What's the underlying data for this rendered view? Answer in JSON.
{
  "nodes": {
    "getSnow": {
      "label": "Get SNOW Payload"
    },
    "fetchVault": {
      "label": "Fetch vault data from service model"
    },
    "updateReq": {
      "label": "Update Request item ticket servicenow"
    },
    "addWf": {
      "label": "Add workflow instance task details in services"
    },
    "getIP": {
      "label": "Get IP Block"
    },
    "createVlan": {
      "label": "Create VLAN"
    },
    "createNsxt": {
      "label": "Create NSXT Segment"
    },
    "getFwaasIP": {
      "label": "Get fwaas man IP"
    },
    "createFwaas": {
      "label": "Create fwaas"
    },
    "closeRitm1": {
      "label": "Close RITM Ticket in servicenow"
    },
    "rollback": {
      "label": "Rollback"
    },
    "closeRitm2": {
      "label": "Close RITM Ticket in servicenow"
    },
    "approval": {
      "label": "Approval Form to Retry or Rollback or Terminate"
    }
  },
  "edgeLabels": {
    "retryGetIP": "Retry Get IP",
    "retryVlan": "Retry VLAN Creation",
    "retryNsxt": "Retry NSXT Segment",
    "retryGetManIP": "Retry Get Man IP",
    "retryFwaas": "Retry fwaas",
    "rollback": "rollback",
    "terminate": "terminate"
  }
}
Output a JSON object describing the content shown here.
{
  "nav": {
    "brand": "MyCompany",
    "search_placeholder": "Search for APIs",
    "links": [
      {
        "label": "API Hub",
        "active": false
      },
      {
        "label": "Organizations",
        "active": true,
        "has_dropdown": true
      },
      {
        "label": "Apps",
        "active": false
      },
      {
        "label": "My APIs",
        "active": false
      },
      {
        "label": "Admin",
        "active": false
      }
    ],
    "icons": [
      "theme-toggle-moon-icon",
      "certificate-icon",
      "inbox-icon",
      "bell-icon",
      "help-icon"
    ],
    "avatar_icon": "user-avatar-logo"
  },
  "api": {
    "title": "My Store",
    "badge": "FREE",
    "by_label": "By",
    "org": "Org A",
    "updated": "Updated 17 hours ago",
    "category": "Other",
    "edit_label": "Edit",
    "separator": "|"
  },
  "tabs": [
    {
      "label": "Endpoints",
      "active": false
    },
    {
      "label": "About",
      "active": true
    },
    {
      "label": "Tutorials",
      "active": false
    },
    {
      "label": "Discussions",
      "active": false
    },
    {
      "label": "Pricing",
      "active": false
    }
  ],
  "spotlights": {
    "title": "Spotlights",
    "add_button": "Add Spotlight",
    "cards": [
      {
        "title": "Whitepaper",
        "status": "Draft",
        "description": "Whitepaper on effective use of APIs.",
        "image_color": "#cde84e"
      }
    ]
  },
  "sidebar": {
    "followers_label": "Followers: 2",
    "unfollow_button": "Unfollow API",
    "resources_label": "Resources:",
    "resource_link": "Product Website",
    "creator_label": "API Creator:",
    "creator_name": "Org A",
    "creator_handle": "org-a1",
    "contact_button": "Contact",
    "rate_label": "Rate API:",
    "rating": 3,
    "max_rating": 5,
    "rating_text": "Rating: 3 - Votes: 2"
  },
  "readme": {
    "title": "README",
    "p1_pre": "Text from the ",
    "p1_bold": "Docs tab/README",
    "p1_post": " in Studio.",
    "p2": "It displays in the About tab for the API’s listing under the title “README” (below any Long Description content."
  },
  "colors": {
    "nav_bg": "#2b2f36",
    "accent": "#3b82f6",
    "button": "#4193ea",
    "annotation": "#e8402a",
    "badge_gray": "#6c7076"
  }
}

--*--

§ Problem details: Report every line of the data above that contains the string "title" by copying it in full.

§ Finished exercise:
    "title": "My Store",
    "title": "Spotlights",
        "title": "Whitepaper",
    "title": "README",
    "p2": "It displays in the About tab for the API’s listing under the title “README” (below any Long Description content."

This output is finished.